The department of education at Hope College is telling the story of its journey to help other programs with theirs.

Several members of the faculty and staff have contributed to the book "Finding Our Way: Teacher Education in the Liberal Arts Setting," being released by Peter Lang Publishing Inc. of New York as part of the series "Questions about the Purpose(s) of Colleges and Universities." The book provides an overview of how the department reshaped itself to better respond to contemporary needs in teacher education, not only to meet the evolving expectations of governmental and accrediting agencies but--especially--to serve graduates well.

The book, according to lead editor and author Dr. Richard Mezeske, offers insights that Hope would have found helpful--if only such a volume had existed. "We like to think that other programs that are struggling with reform can learn from our story," said Mezeske, who is an associate professor of education.

"There's almost nothing in print about how a relatively small program at a liberal arts college can go about reforming itself, and what the results might be," he said. "I cannot find any evidence of an entire department having written a volume like this."

The project was born of two events that in most contexts would be considered painful.

The first was the department's loss of its 30-year accreditation in 1990, a result of changes in the expectations of the National Council for Accreditation of Teacher Education (NCATE). The other was the way that Mezeske began to write down the outline for the book, which he had pondered for months: he conked his head on a low doorway in the middle of the night in a hotel in England.

Unable to sleep and mind racing, he subsequently scribbled on a succession of business cards, the only writing material at hand, a general outline for sharing how the department made the denial an opportunity to strengthen the program--not just for successful re-accreditation two years later, but with an emphasis on continual improvement.

The lesson for other programs, he said, is not in Hope's specific solutions, but in how the college went about finding them.

Conversation, Mezeske said, is key.

"First of all, talk to each other, constantly," he said. "Learn your entire program--know what's there, what's being taught. Whether your discussions end up being serious or feisty, you still have to have a collegial environment where you can share those ideas."

Through such conversation, he said, faculty can begin to work together to determine the approach that will work best for their individual program.

"All reform is local," he said. "There's no single response to reform--there are many ways to reform and to meet the mandates."

He cited the integration of technology as an example.

"We chose to integrate technology into every single course and to ratchet up the requirements and make them more sophisticated and more demanding as students went through the program," Mezeske said. "That may not work for another program that's smaller or larger or different from us in some other way. They have to find their own way."

It is also crucial, he said, to realize that the process is never done. "Reform and thinking about programs is ongoing," he said.

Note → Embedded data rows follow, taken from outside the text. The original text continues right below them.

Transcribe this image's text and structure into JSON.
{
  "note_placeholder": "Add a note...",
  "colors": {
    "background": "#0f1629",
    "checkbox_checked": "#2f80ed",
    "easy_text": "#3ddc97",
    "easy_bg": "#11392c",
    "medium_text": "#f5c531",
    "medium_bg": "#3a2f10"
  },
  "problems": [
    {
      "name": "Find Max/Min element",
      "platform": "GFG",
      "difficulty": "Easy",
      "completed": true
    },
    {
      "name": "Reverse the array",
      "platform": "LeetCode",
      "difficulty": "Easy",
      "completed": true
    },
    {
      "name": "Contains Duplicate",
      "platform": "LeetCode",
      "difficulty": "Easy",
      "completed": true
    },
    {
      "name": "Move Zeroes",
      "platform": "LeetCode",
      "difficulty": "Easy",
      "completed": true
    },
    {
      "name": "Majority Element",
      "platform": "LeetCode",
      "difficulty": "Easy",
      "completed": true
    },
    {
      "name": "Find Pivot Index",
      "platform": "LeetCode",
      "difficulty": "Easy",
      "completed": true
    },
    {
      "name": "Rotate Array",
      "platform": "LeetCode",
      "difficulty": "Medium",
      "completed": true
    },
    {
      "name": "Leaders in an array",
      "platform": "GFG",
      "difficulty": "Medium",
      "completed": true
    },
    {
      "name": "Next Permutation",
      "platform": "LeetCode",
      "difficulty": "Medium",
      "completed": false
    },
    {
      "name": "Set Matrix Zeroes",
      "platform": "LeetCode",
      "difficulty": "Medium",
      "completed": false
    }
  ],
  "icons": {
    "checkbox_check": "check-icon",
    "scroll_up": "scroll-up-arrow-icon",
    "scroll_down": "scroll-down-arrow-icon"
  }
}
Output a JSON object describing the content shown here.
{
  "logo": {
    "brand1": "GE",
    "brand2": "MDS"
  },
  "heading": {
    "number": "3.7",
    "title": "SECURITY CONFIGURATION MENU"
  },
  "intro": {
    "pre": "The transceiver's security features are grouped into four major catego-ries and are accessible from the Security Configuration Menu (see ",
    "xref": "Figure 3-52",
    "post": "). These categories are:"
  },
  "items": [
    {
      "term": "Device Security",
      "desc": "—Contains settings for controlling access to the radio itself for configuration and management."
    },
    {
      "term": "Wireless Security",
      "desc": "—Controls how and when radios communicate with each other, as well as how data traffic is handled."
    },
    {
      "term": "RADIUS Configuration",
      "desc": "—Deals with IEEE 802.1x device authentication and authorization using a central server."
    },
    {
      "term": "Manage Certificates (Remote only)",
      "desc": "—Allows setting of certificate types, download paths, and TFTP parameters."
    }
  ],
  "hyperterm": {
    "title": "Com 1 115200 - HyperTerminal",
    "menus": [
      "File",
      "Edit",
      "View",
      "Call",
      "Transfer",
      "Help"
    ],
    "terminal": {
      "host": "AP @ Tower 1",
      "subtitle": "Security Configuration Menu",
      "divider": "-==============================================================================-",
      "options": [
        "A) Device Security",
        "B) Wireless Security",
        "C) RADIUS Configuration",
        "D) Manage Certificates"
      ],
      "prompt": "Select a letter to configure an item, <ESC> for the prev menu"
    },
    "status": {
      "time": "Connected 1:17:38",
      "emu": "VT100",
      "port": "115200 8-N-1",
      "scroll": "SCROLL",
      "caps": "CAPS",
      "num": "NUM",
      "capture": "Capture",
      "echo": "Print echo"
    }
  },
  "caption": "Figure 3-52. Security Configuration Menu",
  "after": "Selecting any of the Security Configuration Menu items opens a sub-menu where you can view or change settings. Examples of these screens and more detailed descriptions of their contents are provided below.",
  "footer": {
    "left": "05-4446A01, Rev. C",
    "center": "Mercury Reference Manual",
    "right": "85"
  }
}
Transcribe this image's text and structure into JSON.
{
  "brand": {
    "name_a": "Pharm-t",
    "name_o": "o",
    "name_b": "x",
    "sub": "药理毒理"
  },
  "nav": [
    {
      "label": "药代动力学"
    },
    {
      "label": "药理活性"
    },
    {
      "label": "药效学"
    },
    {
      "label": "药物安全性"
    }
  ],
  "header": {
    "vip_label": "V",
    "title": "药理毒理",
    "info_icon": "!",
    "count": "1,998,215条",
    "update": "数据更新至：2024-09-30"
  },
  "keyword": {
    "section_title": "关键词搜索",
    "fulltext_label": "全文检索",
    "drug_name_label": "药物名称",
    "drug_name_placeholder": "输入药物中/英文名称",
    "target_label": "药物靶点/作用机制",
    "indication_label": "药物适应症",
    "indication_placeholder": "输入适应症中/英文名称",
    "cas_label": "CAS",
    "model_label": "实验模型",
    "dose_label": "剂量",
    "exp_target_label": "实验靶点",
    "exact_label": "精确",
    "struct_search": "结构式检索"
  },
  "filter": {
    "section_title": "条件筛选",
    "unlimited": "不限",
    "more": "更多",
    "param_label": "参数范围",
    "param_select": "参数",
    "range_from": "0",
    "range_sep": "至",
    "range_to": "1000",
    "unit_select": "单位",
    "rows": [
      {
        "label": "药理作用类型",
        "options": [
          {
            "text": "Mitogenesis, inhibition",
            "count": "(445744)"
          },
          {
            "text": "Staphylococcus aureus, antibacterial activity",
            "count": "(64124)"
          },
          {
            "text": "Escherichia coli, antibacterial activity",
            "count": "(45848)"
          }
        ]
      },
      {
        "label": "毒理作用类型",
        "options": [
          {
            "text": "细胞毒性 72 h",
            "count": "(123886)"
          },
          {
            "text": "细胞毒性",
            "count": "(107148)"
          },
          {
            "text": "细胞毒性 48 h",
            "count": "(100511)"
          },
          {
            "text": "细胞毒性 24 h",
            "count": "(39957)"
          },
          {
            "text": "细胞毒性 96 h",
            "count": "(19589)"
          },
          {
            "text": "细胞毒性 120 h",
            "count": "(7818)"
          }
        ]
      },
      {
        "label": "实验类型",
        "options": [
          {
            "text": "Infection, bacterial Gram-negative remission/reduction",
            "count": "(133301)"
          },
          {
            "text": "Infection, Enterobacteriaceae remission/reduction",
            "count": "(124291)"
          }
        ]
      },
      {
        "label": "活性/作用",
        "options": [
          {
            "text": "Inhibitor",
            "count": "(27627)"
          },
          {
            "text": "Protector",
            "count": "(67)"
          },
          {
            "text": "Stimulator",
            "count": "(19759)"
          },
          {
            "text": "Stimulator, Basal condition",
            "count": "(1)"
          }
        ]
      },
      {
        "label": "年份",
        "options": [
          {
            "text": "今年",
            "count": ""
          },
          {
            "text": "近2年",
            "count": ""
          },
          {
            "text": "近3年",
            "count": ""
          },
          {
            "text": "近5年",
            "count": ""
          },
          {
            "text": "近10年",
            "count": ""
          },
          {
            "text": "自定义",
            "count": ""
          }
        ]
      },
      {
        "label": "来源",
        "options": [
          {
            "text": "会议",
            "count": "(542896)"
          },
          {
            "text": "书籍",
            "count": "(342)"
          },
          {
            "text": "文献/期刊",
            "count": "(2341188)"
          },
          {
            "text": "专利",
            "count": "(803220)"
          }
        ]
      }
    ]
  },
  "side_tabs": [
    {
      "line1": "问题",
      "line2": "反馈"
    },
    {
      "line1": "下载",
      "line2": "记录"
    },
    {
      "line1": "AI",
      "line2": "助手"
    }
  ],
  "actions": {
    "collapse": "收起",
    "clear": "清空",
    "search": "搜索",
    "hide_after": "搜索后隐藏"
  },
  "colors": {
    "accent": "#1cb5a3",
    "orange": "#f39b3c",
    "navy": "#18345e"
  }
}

The book has 12 chapters, drawing on a variety of areas of faculty interest and reflecting several significant components of the college's program and the reform. Topics range from how the program developed its framework, to the evolution of assessment, to the integration of technology, to the effort to attract minorities to teaching, to the importance of field placements.

Associate editor for the volume is Barbara Mezeske, who is an associate professor of English at Hope and Mezeske's wife.

In addition to Richard Mezeske, the contributing Hope authors are: Dr. C. Baars Bultman, associate professor of education; Susan Cherup, professor of education; Nancy L. Cook, associate professor of education and director of student teaching; Dr. Jeanine Dell'Olio, associate professor of education; Dr. Tony Donk, associate professor of education; Dr. Yooyeun Hwang, associate professor of education; Linda Jordan, assistant professor of education; Linda Linklater, formerly director of the Van Wylen Library's Instructional Media Center; Dr. Leslie Wessman, who is the Arnold and Esther Sonneveldt Professor of Education and chair of the department; Dr. Ronald Wolthuis, associate professor emeritus of education; and John Yelding, associate professor of education.

Dr. Cheryl L. Rosaen, associate professor of teacher education at Michigan State University, wrote the book's prologue. The introduction and conclusions were contributed by Dr. Mary Diez, a professor of education and graduate dean at Milwaukee's Alverno College, an early leader in the reform of teacher education.

Additional information about the book may be obtained through the publisher online at or by calling 1-800-770-LANG.